The remarkable story of recent vehicular electrification continues to unfold at an ever increasing pace, much directly related to the forces generated by the technological and market successes of Tesla. This presentation will provide an analysis of the impact that Tesla Inc. is making within the world of surface transportation and what lies behind the disruption that’s occurring. The presentation will include both personal experiences and data available from other sources. A lively, interactive discussion is anticipated to be followed by a hands-on tour of a Tesla vehicle.

People interested in learning more about electric vehicles are invited to attend the free Sweet Science Series presentation on Thursday, May 9th, from 6:00 p.m. to 7:30 p.m. at The Tech Garden, 235 Harrison St, Syracuse, NY 13202. Admission is free and open to the public. Light snacks will be served at 5:30pm. Walk-ins are welcome, but we ask that people RSVP to sweet.science@tacny.org by May 7, 2019. 

Presenter Information

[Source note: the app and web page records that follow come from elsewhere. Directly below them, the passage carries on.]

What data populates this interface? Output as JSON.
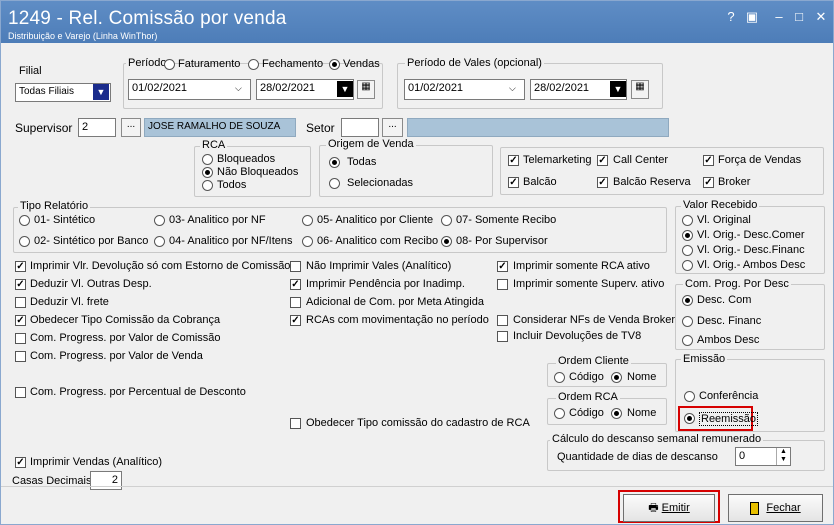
{
  "window": {
    "title": "1249 - Rel. Comissão por venda",
    "subtitle": "Distribuição e Varejo (Linha WinThor)",
    "controls": [
      "?",
      "▣",
      "–",
      "□",
      "✕"
    ]
  },
  "filial": {
    "label": "Filial",
    "value": "Todas Filiais"
  },
  "periodo": {
    "label": "Período:",
    "options": [
      "Faturamento",
      "Fechamento",
      "Vendas"
    ],
    "selected": "Vendas",
    "from": "01/02/2021",
    "to": "28/02/2021"
  },
  "periodo_vales": {
    "label": "Período de Vales (opcional)",
    "from": "01/02/2021",
    "to": "28/02/2021"
  },
  "supervisor": {
    "label": "Supervisor",
    "code": "2",
    "name": "JOSE RAMALHO DE SOUZA",
    "lookup": "..."
  },
  "setor": {
    "label": "Setor",
    "code": "",
    "name": "",
    "lookup": "..."
  },
  "rca": {
    "label": "RCA",
    "options": [
      "Bloqueados",
      "Não Bloqueados",
      "Todos"
    ],
    "selected": "Não Bloqueados"
  },
  "origem": {
    "label": "Origem de Venda",
    "options": [
      "Todas",
      "Selecionadas"
    ],
    "selected": "Todas",
    "checks": [
      [
        "Telemarketing",
        "Call Center",
        "Força de Vendas"
      ],
      [
        "Balcão",
        "Balcão Reserva",
        "Broker"
      ]
    ]
  },
  "tipo_relatorio": {
    "label": "Tipo Relatório",
    "row1": [
      "01- Sintético",
      "03- Analitico por NF",
      "05- Analitico por Cliente",
      "07- Somente Recibo"
    ],
    "row2": [
      "02- Sintético por Banco",
      "04- Analitico por NF/Itens",
      "06- Analitico com Recibo",
      "08- Por Supervisor"
    ],
    "selected": "08- Por Supervisor"
  },
  "valor_recebido": {
    "label": "Valor Recebido",
    "options": [
      "Vl. Original",
      "Vl. Orig.- Desc.Comer",
      "Vl. Orig.- Desc.Financ",
      "Vl. Orig.- Ambos Desc"
    ],
    "selected": "Vl. Orig.- Desc.Comer"
  },
  "checks_col1": [
    "Imprimir Vlr. Devolução só com Estorno de Comissão",
    "Deduzir Vl. Outras Desp.",
    "Deduzir Vl. frete",
    "Obedecer Tipo Comissão da Cobrança",
    "Com. Progress. por Valor de Comissão",
    "Com. Progress. por Valor de Venda",
    "Com. Progress. por Percentual de Desconto"
  ],
  "checks_col2": [
    "Não Imprimir Vales (Analítico)",
    "Imprimir Pendência por Inadimp.",
    "Adicional de Com. por Meta Atingida",
    "RCAs com movimentação no período"
  ],
  "checks_col3": [
    "Imprimir somente RCA ativo",
    "Imprimir somente Superv. ativo",
    "Considerar NFs de Venda Broker",
    "Incluir Devoluções de TV8"
  ],
  "obedecer_tipo": "Obedecer Tipo comissão do cadastro de RCA",
  "com_prog_desc": {
    "label": "Com. Prog. Por Desc",
    "options": [
      "Desc. Com",
      "Desc. Financ",
      "Ambos Desc"
    ],
    "selected": "Desc. Com"
  },
  "ordem_cliente": {
    "label": "Ordem Cliente",
    "options": [
      "Código",
      "Nome"
    ],
    "selected": "Nome"
  },
  "ordem_rca": {
    "label": "Ordem RCA",
    "options": [
      "Código",
      "Nome"
    ],
    "selected": "Nome"
  },
  "emissao": {
    "label": "Emissão",
    "options": [
      "Conferência",
      "Reemissão"
    ],
    "selected": "Reemissão"
  },
  "descanso": {
    "label": "Cálculo do descanso semanal remunerado",
    "qty_label": "Quantidade de dias de descanso",
    "value": "0"
  },
  "imprimir_vendas": "Imprimir Vendas (Analítico)",
  "casas": {
    "label": "Casas Decimais",
    "value": "2"
  },
  "buttons": {
    "emitir": "Emitir",
    "fechar": "Fechar"
  },
  "colors": {
    "titlebar": "#5a89c2",
    "highlight": "#d60000",
    "readonly": "#a9c3d8"
  }
}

Dan Steele is a retired Systems Engineer with an engineering career spanning 42 years from 1965 through 2007.  He has been employed by GTE, General Electric, Anaren Microwave and Lockheed Martin with a wide ranging engineering technology experience, including developments associated with space satellite ground stations, sonar, radar, laser, UAVs.  Before and after retirement activities include biking (cycling), scuba diving, cross-country skiing, hiking and solar energy systems.

About Sweet Science Series

TACNY John Edson Sweet Lectures, a program founded in 1913, is now called the Sweet Science Series and features discussions about topics in the fields of science, technology, engineering and mathematics in an informal atmosphere for adults of all levels of technical understanding. A minimum of six free and open to the public presentations are held each year.

About TACNY

Founded in 1903 as the Technology Club of Syracuse, the nonprofit Technology Alliance of Central New York’s mission is to facilitate community awareness, appreciation, and education of technology; and to collaborate with like-minded organizations across Central New York. For more information, see www.tacny.org